#8

Something as stupid as checking every ball of the game would not just take the flair away from this beautiful sport but also make it completely boring. What happened in the match cannot just be certified as ‘Human error’. That is indeed negligence. If he was in a dilemma he had every opportunity to confirm and go upstairs to be sure. We’ve already seen errors by technology too doesn’t mean we blindly rely on them. I’m no expert to suggest BCCI what changes can be brought or what technology can be used to rectify this error. But, as fans we find it disheartening and there arouses the question ‘Was their any fixing’?


#9

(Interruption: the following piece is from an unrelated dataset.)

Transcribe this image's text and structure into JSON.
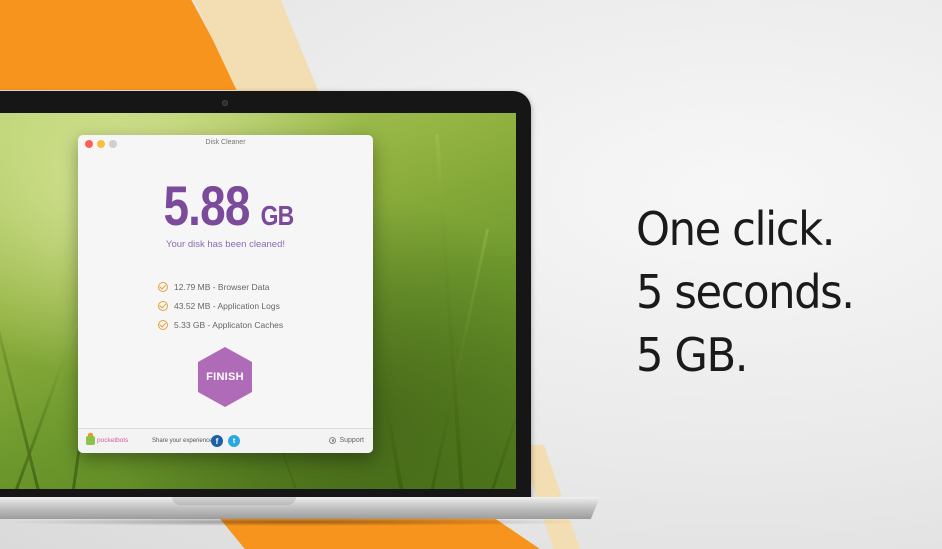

It is said, on an average Fast Bowlers take 5-6 min to bowl an Over. Whereas, Spinners take 4 - 5 avg min to bowl an over.

So, if we go by these numbers and your average of 20 secs to review a ball, then we do not need to set aside extra time to review each and every ball. As per Faf Du Plesis tweet, every ball can be reviewed in the background and a no ball communicated to Umpire through ear piece.

Faf-du-Plessis-Tweet

I am not fully in favor of the increase in use of technology in games where we have stopped enjoying the game with its flaws and imperfections. But I feel when technology is already widely used to review most of the game then why leave just few aspects to sole human judgement? Just a perspective to ponder upon and ensure a game’s outcome is fair and square. :slightly_smiling_face:


#10

You can’t do anything about it. It is not possible to check every ball whether that is a no ball. It will take a lot of time. Moreover, it will impact the flow of the game. It is an impractical idea that cannot be executed. Yes, if the on-field umpires feel the same and want to confirm, that sounds ok. But the whole idea is based on the fact that the field umpires didn’t realize that it was a no ball! Even if the batting team feels that the bowler has delivered a no ball, they can ask for a check. This also sounds like a horrible idea to me, honestly. Who will concentrate on the bowler’s position and fielder placements? That’s not their job!


#11

I am of the opinion of that if there is help is available it should be availed. We have cameras already there, we have 3rd umpire already there. Why not take advantage of it?

While romantics would like to have unpredictability, factor of drama etc to remain. It adds to the overall experience of sports. This kind of incidents add romance to sports. Remeber, Hand of God of Maradona, Eddie Futch not allowed Frazier to continue, In ICC WC 1992, Aus defeated India by 1 run and India was out of WC while on Six of Sachin was given as Four. All such incidents add to aura and legacy and let fans discuss it for decades.


#13

After thinking a bit about this, I would say the use of technology for no-balls has both ups and downs. Not using tech and giving wrong decision many time results in a team losing a critical match rendering their efforts null. But again checking each and every delivery will take up too much time resulting in the loss of entertainment. So, I personally think that the current criteria are as good as it can be i.e, checking only the suspicious deliveries using technology while leaving others for field umpire’s decision.